## EXERCISE DESCRIPTION
State the count of lines below featuring the word "PORTABLE", and write nothing further.

::::::

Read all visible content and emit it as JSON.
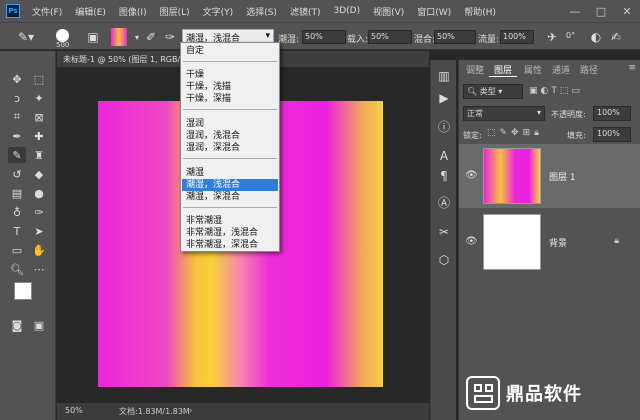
{
  "menubar": {
    "logo": "Ps",
    "items": [
      "文件(F)",
      "编辑(E)",
      "图像(I)",
      "图层(L)",
      "文字(Y)",
      "选择(S)",
      "滤镜(T)",
      "3D(D)",
      "视图(V)",
      "窗口(W)",
      "帮助(H)"
    ],
    "min": "—",
    "max": "□",
    "close": "✕"
  },
  "options": {
    "brush_size": "500",
    "blend_value": "潮湿，浅混合",
    "wet_label": "潮湿:",
    "wet_value": "50%",
    "load_label": "载入:",
    "load_value": "50%",
    "mix_label": "混合:",
    "mix_value": "50%",
    "flow_label": "流量:",
    "flow_value": "100%",
    "angle_value": "0°"
  },
  "dropdown": {
    "items": [
      "自定",
      "干燥",
      "干燥，浅描",
      "干燥，深描",
      "湿润",
      "湿润，浅混合",
      "湿润，深混合",
      "潮湿",
      "潮湿，浅混合",
      "潮湿，深混合",
      "非常潮湿",
      "非常潮湿，浅混合",
      "非常潮湿，深混合"
    ],
    "selected_index": 8
  },
  "document": {
    "tab_title": "未标题-1 @ 50% (图层 1, RGB/8",
    "zoom": "50%",
    "doc_info": "文档:1.83M/1.83M"
  },
  "panel": {
    "tabs": [
      "调整",
      "图层",
      "属性",
      "通道",
      "路径"
    ],
    "active_tab": "图层",
    "filter_label": "类型",
    "blend_mode": "正常",
    "opacity_label": "不透明度:",
    "opacity_value": "100%",
    "lock_label": "锁定:",
    "fill_label": "填充:",
    "fill_value": "100%",
    "layers": [
      {
        "name": "图层 1"
      },
      {
        "name": "背景"
      }
    ]
  },
  "watermark": {
    "text": "鼎品软件"
  },
  "colors": {
    "accent": "#2f7fd6",
    "canvas_magenta": "#ec26dc",
    "canvas_yellow": "#f7c13c"
  }
}
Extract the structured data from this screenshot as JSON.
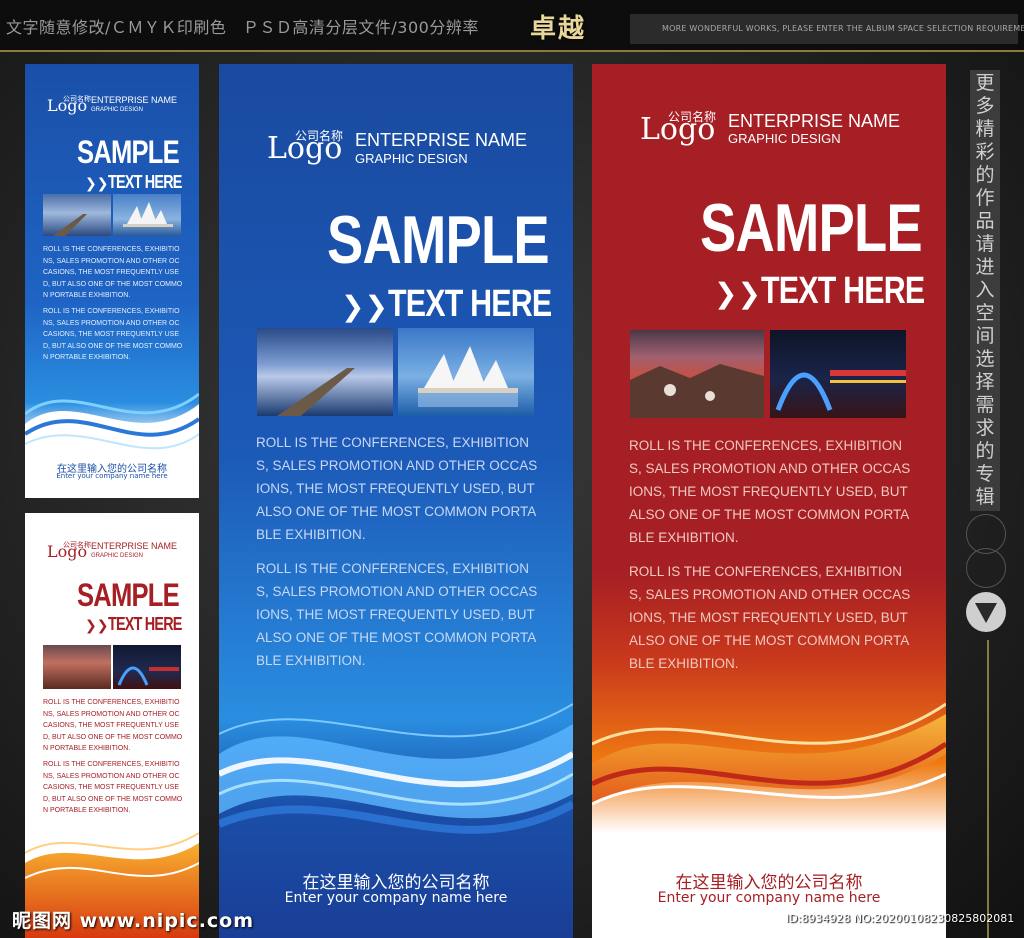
{
  "header": {
    "left_text": "文字随意修改/ＣＭＹＫ印刷色　ＰＳＤ高清分层文件/300分辨率",
    "center_title": "卓越",
    "right_text": "MORE WONDERFUL WORKS, PLEASE ENTER THE ALBUM SPACE SELECTION REQUIREMENTS"
  },
  "banner": {
    "logo_cn": "公司名称",
    "logo_word": "Logo",
    "enterprise_name": "ENTERPRISE NAME",
    "graphic_design": "GRAPHIC DESIGN",
    "sample": "SAMPLE",
    "text_here": "TEXT HERE",
    "chevrons": "❯❯",
    "paragraph_1": "ROLL IS THE CONFERENCES, EXHIBITIONS, SALES PROMOTION AND OTHER OCCASIONS, THE MOST FREQUENTLY USED, BUT ALSO ONE OF THE MOST COMMON PORTABLE EXHIBITION.",
    "paragraph_2": "ROLL IS THE CONFERENCES, EXHIBITIONS, SALES PROMOTION AND OTHER OCCASIONS, THE MOST FREQUENTLY USED, BUT ALSO ONE OF THE MOST COMMON PORTABLE EXHIBITION.",
    "company_cn": "在这里输入您的公司名称",
    "company_en": "Enter your company name here"
  },
  "sidebar": {
    "vertical_text": [
      "更",
      "多",
      "精",
      "彩",
      "的",
      "作",
      "品",
      "请",
      "进",
      "入",
      "空",
      "间",
      "选",
      "择",
      "需",
      "求",
      "的",
      "专",
      "辑"
    ],
    "next_icon": "triangle-down-icon"
  },
  "watermark": {
    "left": "昵图网 www.nipic.com",
    "right": "ID:8934928 NO:20200108230825802081"
  },
  "colors": {
    "blue": "#1a4fa8",
    "red": "#a51f24",
    "orange": "#f07a12",
    "white": "#ffffff",
    "gold": "#e8d69a"
  }
}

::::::

## YOUR SOLUTION
2